The world is made up of two kinds of people: Pokémon Go players and non-Pokémon Go players.
If you are one of the former who hunted down hot spots to catch the game’s virtual monsters, then this Japanese anime is a must-watch. However, if you did not understand what the whole fuss was about like I did, then this movie might be of little interest to you. With that said, this review will be largely based on the observation of audience reactions during the preview screening.
The animated film is the 20th Pokémon movie and the first title in the Sun and Moon series. It is a retelling of the original Indigo League saga of the show released to commemorate the anime’s 20th anniversary. If you are a fan of the original TV series, then what we’ve said above wouldn’t be alien to you.
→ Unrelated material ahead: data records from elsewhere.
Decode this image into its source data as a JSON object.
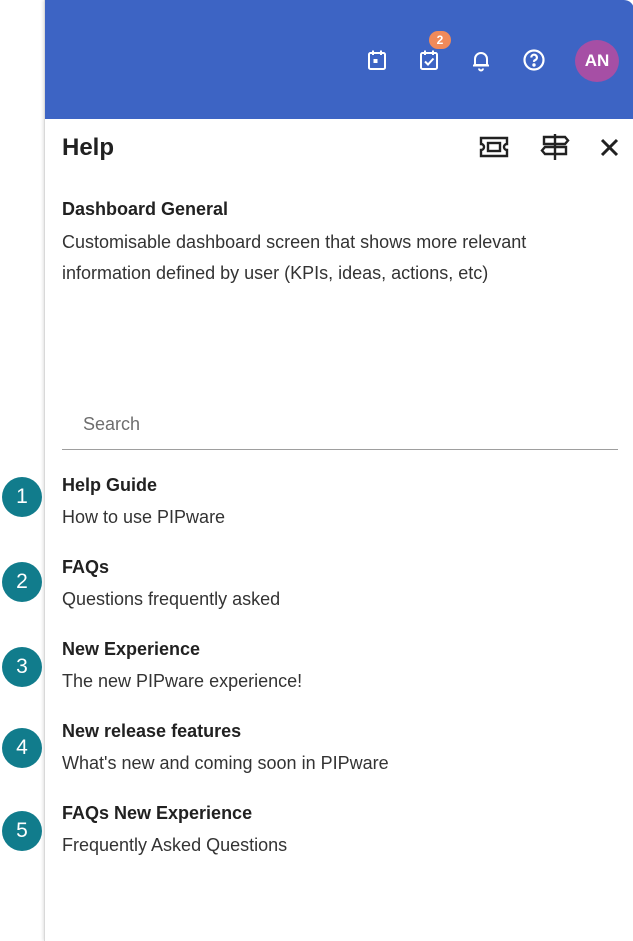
{
  "topbar": {
    "icons": [
      "calendar-icon",
      "task-check-icon",
      "bell-icon",
      "help-circle-icon"
    ],
    "tasks_badge": "2",
    "avatar_initials": "AN",
    "color": "#3d64c4",
    "avatar_color": "#a64fa5",
    "badge_color": "#f08a5a"
  },
  "panel": {
    "title": "Help",
    "header_icons": [
      "ticket-icon",
      "signpost-icon",
      "close-icon"
    ],
    "section": {
      "title": "Dashboard General",
      "description": "Customisable dashboard screen that shows more relevant information defined by user (KPIs, ideas, actions, etc)"
    },
    "search": {
      "placeholder": "Search",
      "value": ""
    },
    "items": [
      {
        "number": "1",
        "title": "Help Guide",
        "subtitle": "How to use PIPware"
      },
      {
        "number": "2",
        "title": "FAQs",
        "subtitle": "Questions frequently asked"
      },
      {
        "number": "3",
        "title": "New Experience",
        "subtitle": "The new PIPware experience!"
      },
      {
        "number": "4",
        "title": "New release features",
        "subtitle": "What's new and coming soon in PIPware"
      },
      {
        "number": "5",
        "title": "FAQs New Experience",
        "subtitle": "Frequently Asked Questions"
      }
    ],
    "marker_color": "#117c8c"
  }
}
The story’s protagonist is a young boy named Ash who aspires to be the world’s best Pokémon trainer. While we aren’t sure whether that’s a proper job, this simply means he dreams to be someone who catches, occasionally names, and trains several different kinds and types of Pokémon to fight other Pokémon. As fate would have it, the adorable Pikachu is Ash’s first Pokémon. The duo embark on an adventure, getting to know other trainers and Pokémons, and also manage to hunt down the elusive Rainbow Pokémon during the movie’s 98-minute runtime.
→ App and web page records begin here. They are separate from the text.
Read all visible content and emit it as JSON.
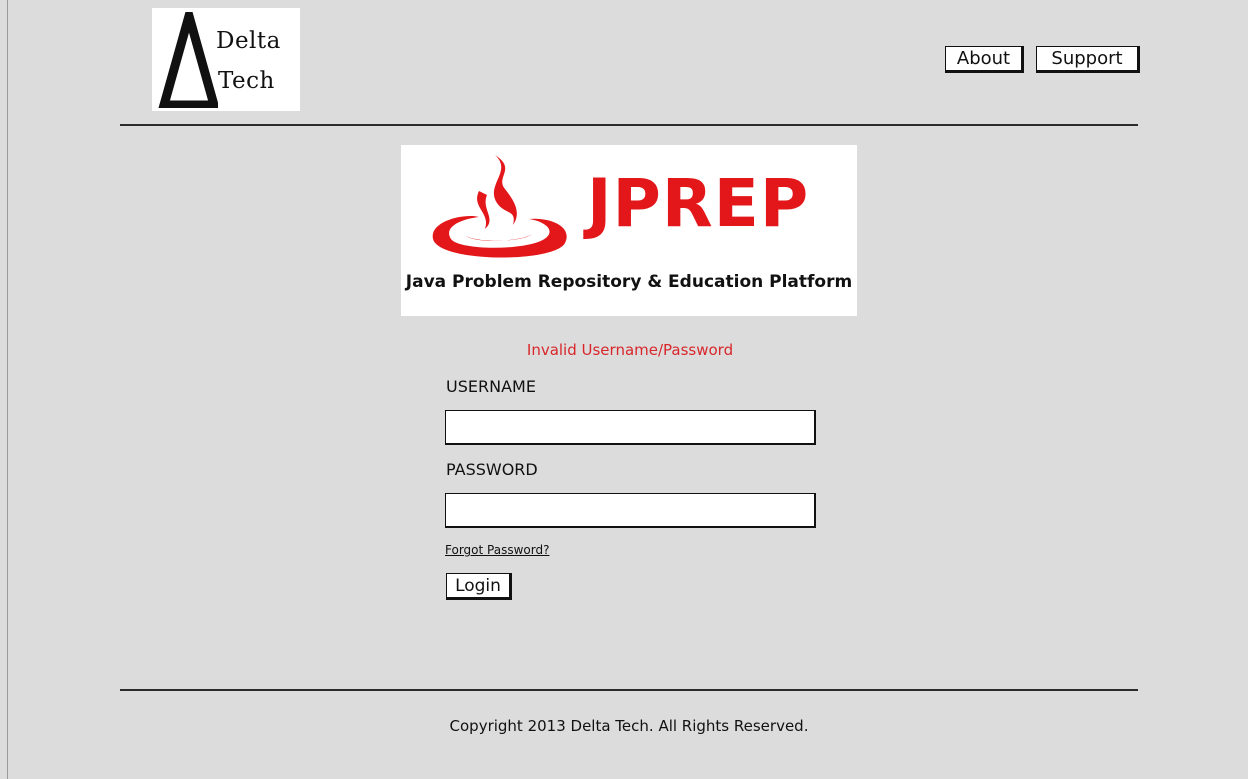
{
  "header": {
    "logo": {
      "line1": "Delta",
      "line2": "Tech",
      "icon": "delta-triangle-icon"
    },
    "nav": {
      "about_label": "About",
      "support_label": "Support"
    }
  },
  "banner": {
    "icon": "java-flame-cup-icon",
    "product_name": "JPREP",
    "tagline": "Java Problem Repository & Education Platform",
    "brand_color": "#e3171a"
  },
  "login_form": {
    "error_message": "Invalid Username/Password",
    "error_color": "#d8262a",
    "username_label": "USERNAME",
    "username_value": "",
    "password_label": "PASSWORD",
    "password_value": "",
    "forgot_password_label": "Forgot Password?",
    "login_button_label": "Login"
  },
  "footer": {
    "copyright": "Copyright 2013 Delta Tech. All Rights Reserved."
  },
  "colors": {
    "background": "#dcdcdc",
    "panel": "#ffffff",
    "ink": "#111111"
  }
}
A few minutes into the movie, the theme song played and I heard people singing along. As the film progressed and each time a Pokémon appeared, collective “awws”, “wows” or “ahhs” could be heard. The “awws”, “wows” or “ahhs” continued throughout the movie, right till the credits when characters from the series appear. Yup, fans will have no problems identifying Bulbasaur, Squirtle, Charmander, Entei, Lucario and Jigglypuff in the movie.
Since this movie acts as a summarised version of the franchise’s first TV season, more collective “awws”, “wows” and “ahhs” were heard when familiar scenes took place. Such moments include how Ash first earned Pikachu’s trust, cared for an abandoned Pokémon, and successfully evolved a Pokémon.
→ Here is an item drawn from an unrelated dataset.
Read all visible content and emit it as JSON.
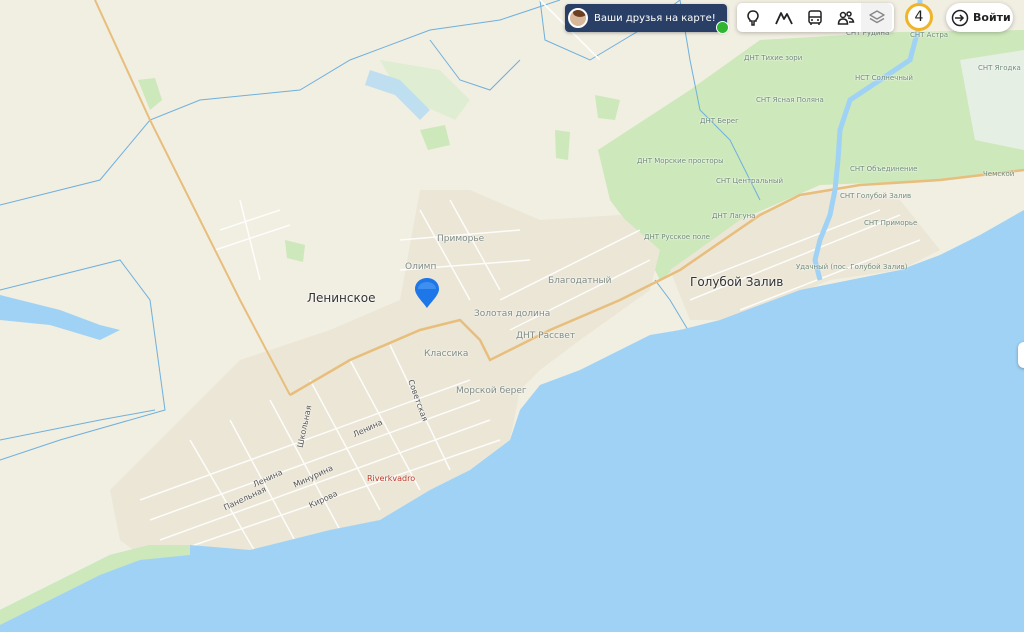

Then there was that moment in the movie which took the Internet by storm. While the viewers at the preview screening were not as flabbergasted as those we’ve seen in some online videos, some soft gasps were heard. We cannot imagine what was going through the audiences’ confused minds when that scene unfolded on the big screen.
The feature film directed by Kunihiko Yuyama gets the big screen treatment it deserves. The 2D animation is gorgeous to look at with its pleasing palette of colours. The mythical Rainbow Pokémon is beautifully drawn and will impress viewers who appreciate old-school animation. There are also some comic moments provided by the series’ resident villains Team Rocket, whom we wished received more screen time.
For someone who caught a few episodes of the TV series when he was young and did not join the hundreds of Pokémon Go players at Hougang in August last year, this movie is still a decent piece of nostalgia that brings back some fond memories.